If we apply the tactics recommended by TCCC to the shooting in Alexandria, one police officer could have laid down covering fire while another moved the wounded congressman — who was in the open — to cover.  There the police and bystanders could have begun to immediately treat the wounded man.

Additionally, for the multiple gunshot wounds to the chest of Mika, a vented chest seal should have been applied to treat it, if the wound resulted in an open defect in Mika’s chest wall – a so-called “open pneumothorax.”  The vent is important to prevent the development of a tension pneumothorax (a more dangerous condition) in the victim.

In a perfect world, where everyone is trained in TCCC, knows their role, and performs it flawlessly, that is how it would work.  Of course, the world is not perfect, and there will always be mitigating circumstances.  The goal should be to come to as close to perfection as possible in order to save the most lives.

And let us be clear: the responding officers are heroes and performed heroically.  Full stop.  So did the others on scene who provided the best care they were able to, given the circumstances.  None of those facts are in dispute.  The police officers present, specifically, likely saved 15-20 lives by their heroic actions.

Watch: Footage from the GOP shooting that injured Rep. Steve Scalise and several others
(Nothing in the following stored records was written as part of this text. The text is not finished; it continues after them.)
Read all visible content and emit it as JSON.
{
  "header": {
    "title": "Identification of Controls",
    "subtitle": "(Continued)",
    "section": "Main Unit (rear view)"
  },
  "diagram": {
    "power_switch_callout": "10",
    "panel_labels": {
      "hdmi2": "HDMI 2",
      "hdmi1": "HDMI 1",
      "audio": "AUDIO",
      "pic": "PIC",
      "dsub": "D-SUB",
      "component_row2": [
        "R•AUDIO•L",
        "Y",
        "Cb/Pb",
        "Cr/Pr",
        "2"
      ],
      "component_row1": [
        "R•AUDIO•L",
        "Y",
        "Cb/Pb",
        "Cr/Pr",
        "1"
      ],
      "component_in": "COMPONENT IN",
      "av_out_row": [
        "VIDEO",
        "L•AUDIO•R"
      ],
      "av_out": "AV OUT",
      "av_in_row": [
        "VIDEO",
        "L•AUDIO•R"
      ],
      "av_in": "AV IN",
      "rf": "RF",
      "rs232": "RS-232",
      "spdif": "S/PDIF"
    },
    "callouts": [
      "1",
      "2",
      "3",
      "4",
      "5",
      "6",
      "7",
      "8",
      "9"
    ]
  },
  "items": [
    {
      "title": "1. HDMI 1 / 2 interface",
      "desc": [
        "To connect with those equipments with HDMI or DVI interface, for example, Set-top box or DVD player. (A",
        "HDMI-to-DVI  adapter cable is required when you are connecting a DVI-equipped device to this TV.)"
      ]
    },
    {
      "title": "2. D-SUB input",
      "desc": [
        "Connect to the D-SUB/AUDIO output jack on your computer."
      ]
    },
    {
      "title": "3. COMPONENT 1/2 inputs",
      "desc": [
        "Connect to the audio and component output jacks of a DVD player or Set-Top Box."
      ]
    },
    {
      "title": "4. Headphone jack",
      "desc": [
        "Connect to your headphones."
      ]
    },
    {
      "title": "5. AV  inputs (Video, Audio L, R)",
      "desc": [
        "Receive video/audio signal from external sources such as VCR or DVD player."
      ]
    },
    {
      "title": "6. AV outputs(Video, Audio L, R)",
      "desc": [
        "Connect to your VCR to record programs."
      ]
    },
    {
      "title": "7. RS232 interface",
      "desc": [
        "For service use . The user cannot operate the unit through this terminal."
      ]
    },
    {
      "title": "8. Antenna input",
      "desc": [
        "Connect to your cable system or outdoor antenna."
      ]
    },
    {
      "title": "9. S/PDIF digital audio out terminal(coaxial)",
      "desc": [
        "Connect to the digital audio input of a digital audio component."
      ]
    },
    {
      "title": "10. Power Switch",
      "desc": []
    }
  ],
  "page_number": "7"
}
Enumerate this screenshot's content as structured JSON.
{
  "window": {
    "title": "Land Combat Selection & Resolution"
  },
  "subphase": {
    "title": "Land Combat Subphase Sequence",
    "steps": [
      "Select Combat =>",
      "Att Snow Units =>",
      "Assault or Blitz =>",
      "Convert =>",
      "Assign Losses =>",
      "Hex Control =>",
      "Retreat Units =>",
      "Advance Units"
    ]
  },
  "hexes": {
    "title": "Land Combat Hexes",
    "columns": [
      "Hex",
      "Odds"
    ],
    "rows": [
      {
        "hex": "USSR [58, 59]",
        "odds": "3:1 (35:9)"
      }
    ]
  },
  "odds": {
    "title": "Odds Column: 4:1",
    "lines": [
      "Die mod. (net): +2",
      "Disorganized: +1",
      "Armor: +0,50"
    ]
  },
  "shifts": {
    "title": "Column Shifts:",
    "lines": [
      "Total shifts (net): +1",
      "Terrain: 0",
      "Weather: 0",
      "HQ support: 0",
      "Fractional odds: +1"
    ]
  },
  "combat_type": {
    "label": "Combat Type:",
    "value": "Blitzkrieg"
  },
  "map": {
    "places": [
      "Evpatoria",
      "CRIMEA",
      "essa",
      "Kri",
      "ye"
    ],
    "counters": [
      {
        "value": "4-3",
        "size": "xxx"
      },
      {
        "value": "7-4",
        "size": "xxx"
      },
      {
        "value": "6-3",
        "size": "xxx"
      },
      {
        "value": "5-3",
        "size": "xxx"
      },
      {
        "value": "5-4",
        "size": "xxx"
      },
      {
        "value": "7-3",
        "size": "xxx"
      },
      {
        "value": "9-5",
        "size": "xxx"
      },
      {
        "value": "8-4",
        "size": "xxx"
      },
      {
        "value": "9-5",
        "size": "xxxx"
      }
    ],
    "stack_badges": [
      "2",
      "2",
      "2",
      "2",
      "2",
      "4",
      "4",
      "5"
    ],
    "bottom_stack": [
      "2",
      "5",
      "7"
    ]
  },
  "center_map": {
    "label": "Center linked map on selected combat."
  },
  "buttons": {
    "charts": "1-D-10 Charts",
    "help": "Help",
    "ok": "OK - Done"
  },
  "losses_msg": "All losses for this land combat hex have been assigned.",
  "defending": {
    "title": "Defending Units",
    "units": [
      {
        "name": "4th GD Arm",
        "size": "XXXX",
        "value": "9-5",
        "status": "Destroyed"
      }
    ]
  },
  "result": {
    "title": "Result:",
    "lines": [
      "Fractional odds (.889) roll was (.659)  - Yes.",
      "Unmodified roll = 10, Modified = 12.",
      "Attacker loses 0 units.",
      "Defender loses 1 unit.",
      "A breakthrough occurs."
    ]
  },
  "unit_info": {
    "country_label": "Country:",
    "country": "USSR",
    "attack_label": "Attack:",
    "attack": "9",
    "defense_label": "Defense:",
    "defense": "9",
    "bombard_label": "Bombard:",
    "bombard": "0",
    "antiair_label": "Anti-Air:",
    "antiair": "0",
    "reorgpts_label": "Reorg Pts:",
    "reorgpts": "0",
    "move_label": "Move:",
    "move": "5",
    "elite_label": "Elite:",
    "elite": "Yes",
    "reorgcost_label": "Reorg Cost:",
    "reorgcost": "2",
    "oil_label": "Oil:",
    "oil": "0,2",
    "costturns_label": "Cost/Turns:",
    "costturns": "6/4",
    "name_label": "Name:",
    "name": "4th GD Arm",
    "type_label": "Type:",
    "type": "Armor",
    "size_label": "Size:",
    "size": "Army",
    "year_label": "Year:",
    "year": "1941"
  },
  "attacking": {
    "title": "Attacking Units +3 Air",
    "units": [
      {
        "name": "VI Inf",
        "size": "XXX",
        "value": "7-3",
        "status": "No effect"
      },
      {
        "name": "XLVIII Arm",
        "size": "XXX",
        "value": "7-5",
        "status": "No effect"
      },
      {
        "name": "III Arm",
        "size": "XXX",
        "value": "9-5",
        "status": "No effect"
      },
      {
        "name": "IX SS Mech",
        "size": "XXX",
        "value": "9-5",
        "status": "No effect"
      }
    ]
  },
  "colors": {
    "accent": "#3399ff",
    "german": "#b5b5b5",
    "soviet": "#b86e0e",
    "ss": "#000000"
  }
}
Read Next: Watch: Footage from the GOP shooting that injured Rep. Steve Scalise and several others

Again, it should be noted, this author does not know what medical interventions or tactics were used on scene, and in what order, beyond what has been reported in the press.  We all know press accounts are not always 100 percent accurate, to say the least. 
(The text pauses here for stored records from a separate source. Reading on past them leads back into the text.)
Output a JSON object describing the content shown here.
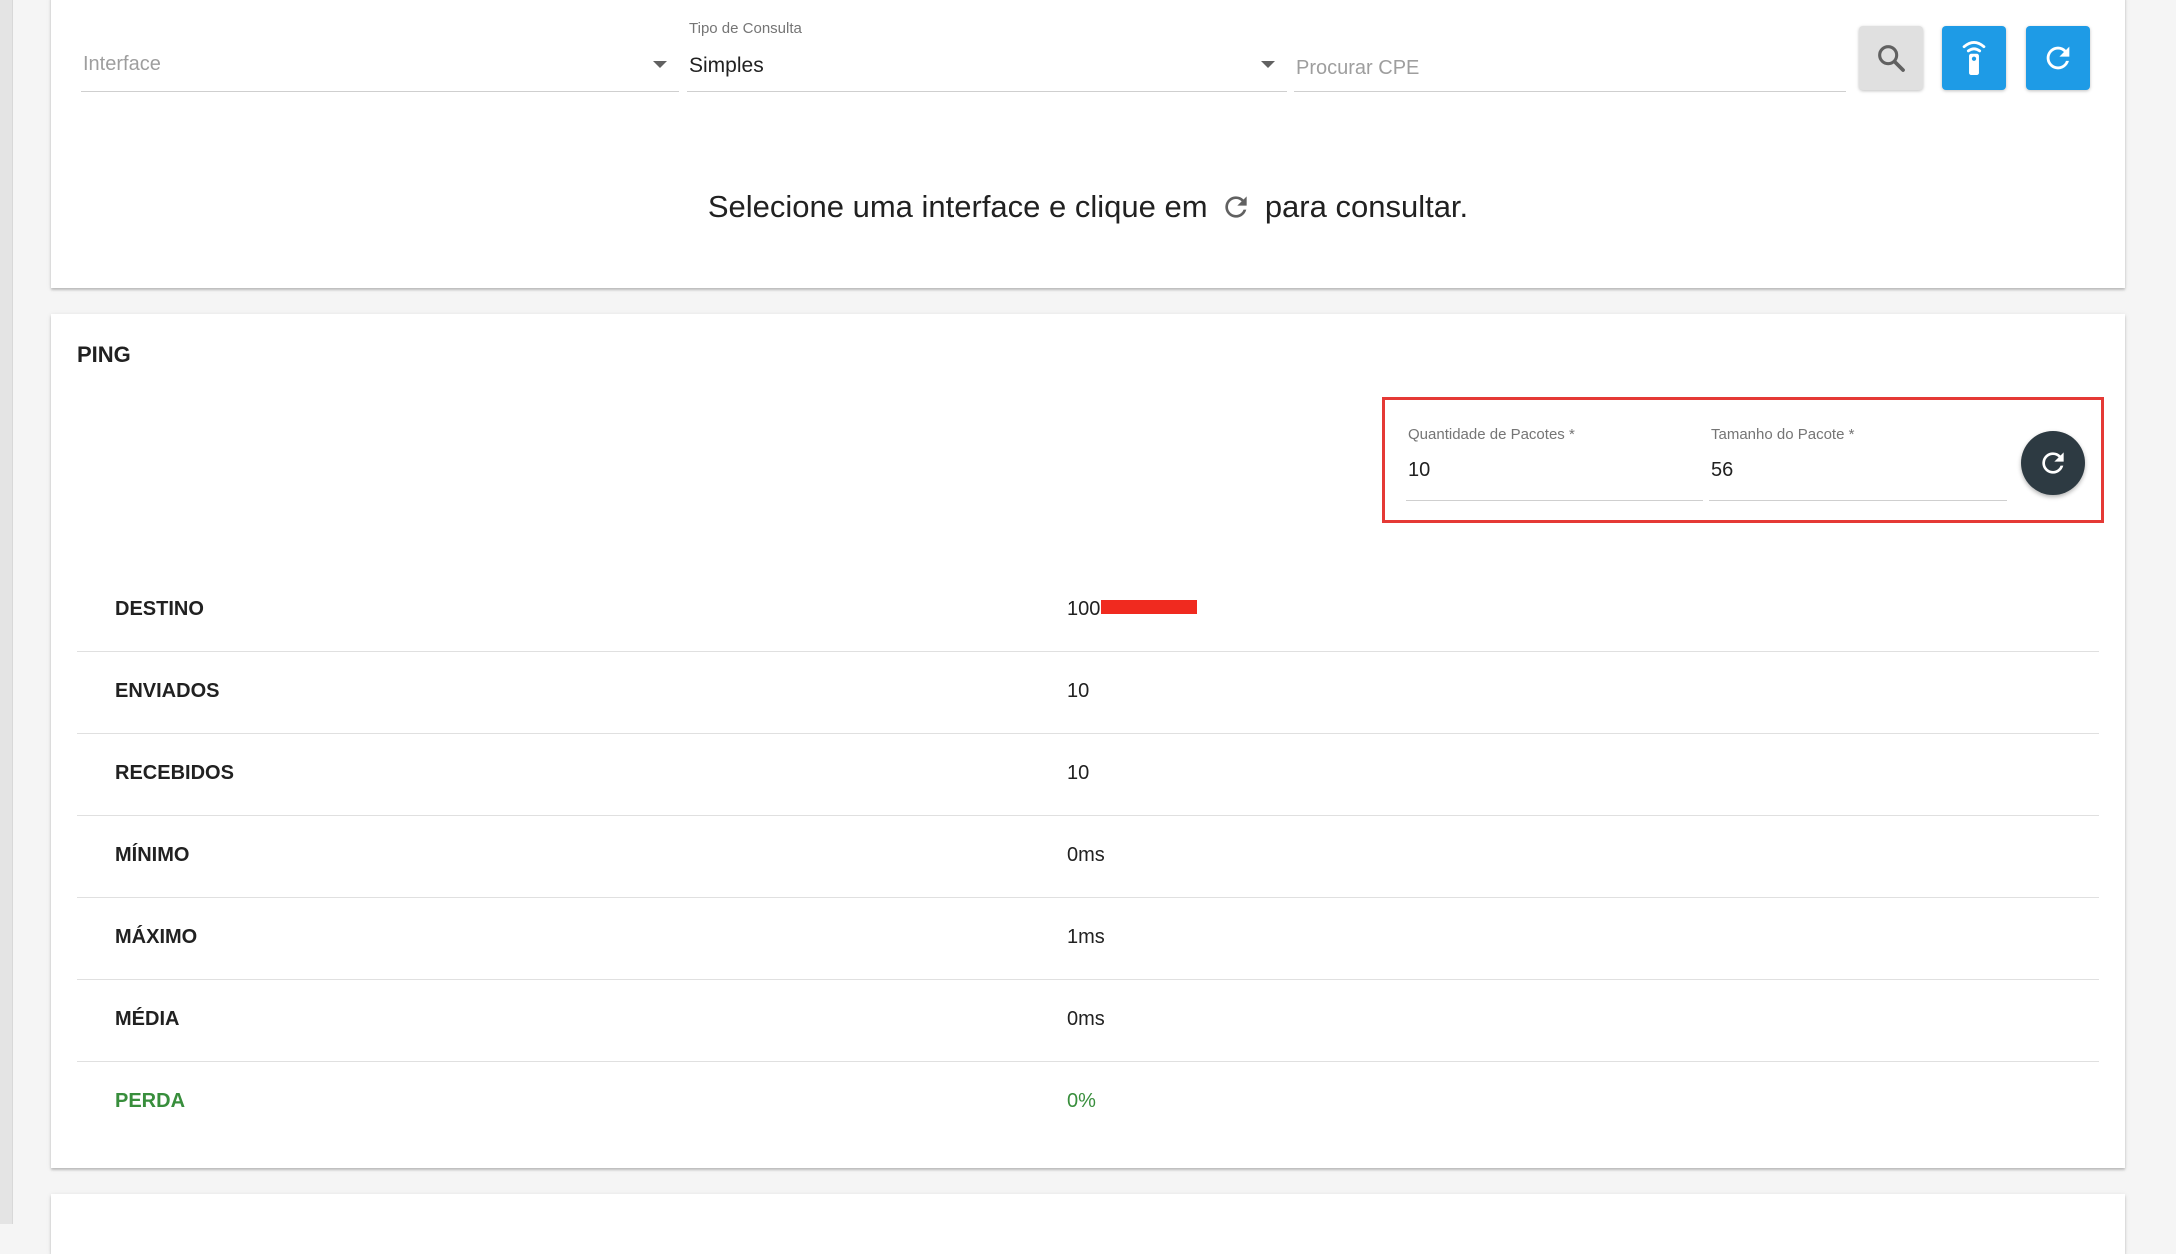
{
  "filters": {
    "interface": {
      "label": "",
      "placeholder": "Interface"
    },
    "tipo_consulta": {
      "label": "Tipo de Consulta",
      "value": "Simples"
    },
    "procurar_cpe": {
      "placeholder": "Procurar CPE"
    }
  },
  "toolbar": {
    "search_icon": "search-icon",
    "remote_icon": "remote-control-icon",
    "refresh_icon": "refresh-icon"
  },
  "hint": {
    "before": "Selecione uma interface e clique em",
    "after": "para consultar."
  },
  "ping": {
    "title": "PING",
    "quantidade": {
      "label": "Quantidade de Pacotes *",
      "value": "10"
    },
    "tamanho": {
      "label": "Tamanho do Pacote *",
      "value": "56"
    },
    "rows": [
      {
        "label": "DESTINO",
        "value": "100"
      },
      {
        "label": "ENVIADOS",
        "value": "10"
      },
      {
        "label": "RECEBIDOS",
        "value": "10"
      },
      {
        "label": "MÍNIMO",
        "value": "0ms"
      },
      {
        "label": "MÁXIMO",
        "value": "1ms"
      },
      {
        "label": "MÉDIA",
        "value": "0ms"
      },
      {
        "label": "PERDA",
        "value": "0%"
      }
    ]
  },
  "colors": {
    "primary": "#1e9be6",
    "dark_button": "#2d3a42",
    "success": "#388e3c",
    "highlight": "#e53935"
  }
}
This article is in no way a negative judgment on the actions of the courageous and capable Capitol police officers on scene who were the first to engage the shooter.  This author was not there, nor does he have a definitive account of what happened.  Nor does this author know if the Capitol police are trained in TCCC or similar protocols, and whether they used them on scene.

Rather, the point here is that if the Capitol police are not trained in TCCC, or a similar curriculum, then they should be.  Such training would facilitate optimal performance in a similar future incident, and enable officers to provide the best care to the victims on scene before additional medical help can arrive. 
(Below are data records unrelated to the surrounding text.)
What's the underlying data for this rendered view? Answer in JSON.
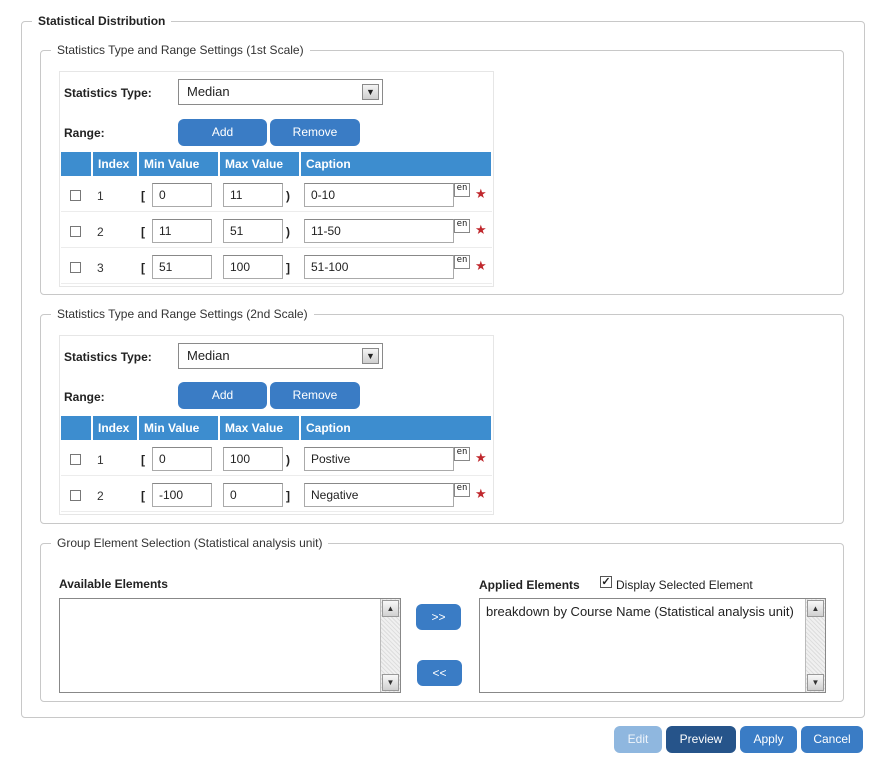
{
  "outer_title": "Statistical Distribution",
  "scale1": {
    "title": "Statistics Type and Range Settings (1st Scale)",
    "stat_label": "Statistics Type:",
    "stat_value": "Median",
    "range_label": "Range:",
    "add": "Add",
    "remove": "Remove",
    "headers": [
      "Index",
      "Min Value",
      "Max Value",
      "Caption"
    ],
    "rows": [
      {
        "index": "1",
        "open": "[",
        "min": "0",
        "max": "11",
        "close": ")",
        "caption": "0-10",
        "lang": "en"
      },
      {
        "index": "2",
        "open": "[",
        "min": "11",
        "max": "51",
        "close": ")",
        "caption": "11-50",
        "lang": "en"
      },
      {
        "index": "3",
        "open": "[",
        "min": "51",
        "max": "100",
        "close": "]",
        "caption": "51-100",
        "lang": "en"
      }
    ]
  },
  "scale2": {
    "title": "Statistics Type and Range Settings (2nd Scale)",
    "stat_label": "Statistics Type:",
    "stat_value": "Median",
    "range_label": "Range:",
    "add": "Add",
    "remove": "Remove",
    "headers": [
      "Index",
      "Min Value",
      "Max Value",
      "Caption"
    ],
    "rows": [
      {
        "index": "1",
        "open": "[",
        "min": "0",
        "max": "100",
        "close": ")",
        "caption": "Postive",
        "lang": "en"
      },
      {
        "index": "2",
        "open": "[",
        "min": "-100",
        "max": "0",
        "close": "]",
        "caption": "Negative",
        "lang": "en"
      }
    ]
  },
  "group": {
    "title": "Group Element Selection (Statistical analysis unit)",
    "available_label": "Available Elements",
    "applied_label": "Applied Elements",
    "display_selected": "Display Selected Element",
    "display_selected_checked": true,
    "move_right": ">>",
    "move_left": "<<",
    "applied_items": [
      "breakdown by Course Name (Statistical analysis unit)"
    ]
  },
  "footer": {
    "edit": "Edit",
    "preview": "Preview",
    "apply": "Apply",
    "cancel": "Cancel"
  },
  "colors": {
    "header_blue": "#3d8dcf",
    "button_blue": "#3a7cc5",
    "button_dark": "#26548a",
    "required_star": "#c0282d"
  }
}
TCCC training would also facilitate the officers’ ability to return effective fire while attempting to move victims to safety.  The last 15 years of war have provided lessons learned in trauma care that must be applied in the civilian sector as well.  At the start of the recent period of war almost no U.S. forces carried tourniquets and no one had hemostatic dressings.  In 2017, no U.S. military combatant goes onto the battlefield without these essential items.  Police should operate in the same way, given the world we live in today.

Serving as a Capitol police officer in today’s world makes it likely that one will be faced with a situation requiring he or she to respond to an active threat and treat casualties in a virtual civilian war zone.  That is to say, during such an event one can expect multiple casualties, a continuous exchange of fire, and possible blast and/or blade injuries.  The Alexandria baseball field shooting is a perfect case in point.  Sadly, we can probably expect to witness more of these types of events in the future.

Again, just as this author does not know if the Capitol police on scene had received TCCC training, nor does he know if they were carrying Individual First Aid Kits (IFAKs), as many civilian police officers currently do throughout the United States.  If they do not, then they should, and those kits should include tourniquets, hemostatic dressings, chest seals, and other essential trauma equipment.  This will undoubtedly save lives.

Furthermore, the details of these repeated mass shooting events should be widely disseminated, and not hidden under the veil of an official investigation.  Such details can provide first responder and law enforcement professionals the opportunity to better refine the methods they will use to respond to them.  The details cannot be lost to secrecy or privacy as their examination is the only way that we can more effectively improve our response, and attempt to minimize the damage done in these terrible events.

(Photo courtesy of CNN)